Sitting in one of the rows of seats in the Earl R. Brown auditorium, Aponi Johnson has a lot on her mind. For months, a team of 15 or so actors and crew members have been working on the play of her choosing: The Mysterious Affair at the Styles. With just a week until opening night, Johnson is inspecting every bit of the show – from the actor’s performances, to the stage, to the props – through the lens of someone who is both stage manager and director.
This play marks both Aponi Johnson’s directorial debut and the end of her time as Production Guild President. She’s graduating in April.
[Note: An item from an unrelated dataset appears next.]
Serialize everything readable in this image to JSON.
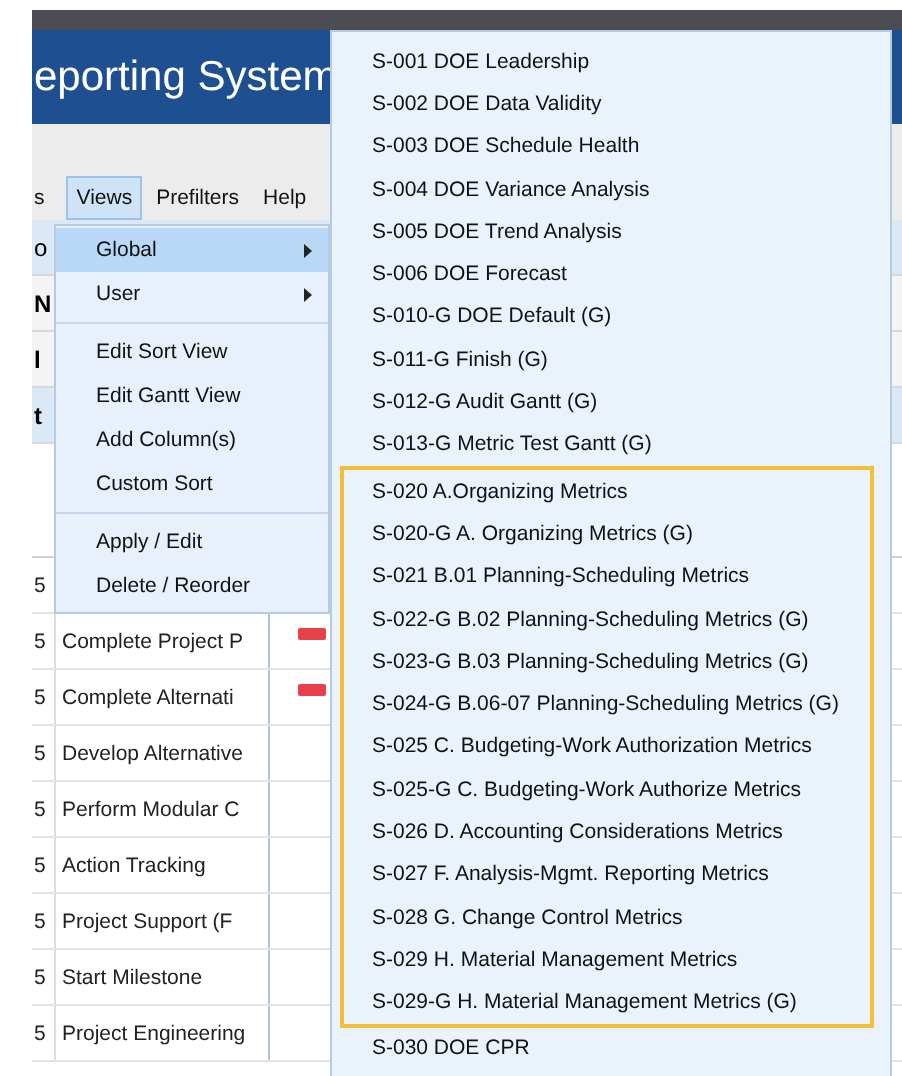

Set in the summer of 1917, in the middle of WWI, the show starts with Captain Arthur Hastings returning from battle to recuperate at Styles Court. Soon after his arrival, the lady of the house mysteriously dies and her murderer could be anyone: her new husband, her ne’er-do-well son, the female groundskeeper, even the local toxicologist. Enter Hercule Poirot, a Belgian refugee and detective, along with his side-kick, who spend the next hour deducing who the killer is.
“The detective is such an interesting character, because he’s so intelligent and knows who the killer is the whole time,” Johnson said. “It’s similar to Sherlock and Watson, and our detective lets his Watson develop his own ideas for a bit and then keeps taking them away from him, saying clearly it couldn’t be that, because of this clue or that reason. He doesn’t let on who did it until the very end.”
While the Production Guild predominantly does farces like this (in recent years, performances have included plays about nuns making wine on the sly and kooky neighbors trapped together during a storm), The Mysterious Affair at Styles is the first murder-mystery in a while.
Johnson’s interest in theater stems from the history classes that were part of her homeschool curriculum in New York. The first semester students would focus on one time period – the Civil War, the Chinese opium war – and the second semester students would put on lengthy plays encompassing what they’d learned. Johnson credits that experience for getting her out of her shell and getting her interested in acting. Though she took a two-year hiatus from theater when her family moved to a small village in the Bristol Bay area for her father’s new teaching gig, she didn’t stop thinking about theater. During her first semester at APU she joined the Production Guild and began acting in plays. She played a drunk elderly neighbor, a wannabe nun who falls in love with the gardener, and a washed-up actress before acting as stage manager last semester and both stage manager and director this semester.
“Acting is so, so different from directing and managing,” Johnson said. “There are so many more moving pieces.”
Her many duties aren’t just picking the play, casting actors and giving critiques – she’s also responsible for gathering props, building the set, recruiting a crew, scheduling, advertising, submitting paperwork, meeting with the club advisor weekly, and, because this is her senior project, writing weekly updates for her faculty advisor. If that weren’t enough, she’s also developing a handbook for the club to use in the future, to help future presidents and directors navigate the waters of budget forms and audition protocol.
Though of all that, Johnson said the hardest part has been acquiring the props. Because it’s a mystery, the play calls upon very specific props – they could be important clues that determine who the villain is. It’s worth it for her, though. After a minimalist set last semester, she was eager to create a set that was very involved.
“I want the audience to walk in and feel like they’re there, too,” Johnson said.
The Mysterious Affair at the Styles will hit the stage next Friday and Saturday night at 7 p.m. and Sunday at 3 p.m.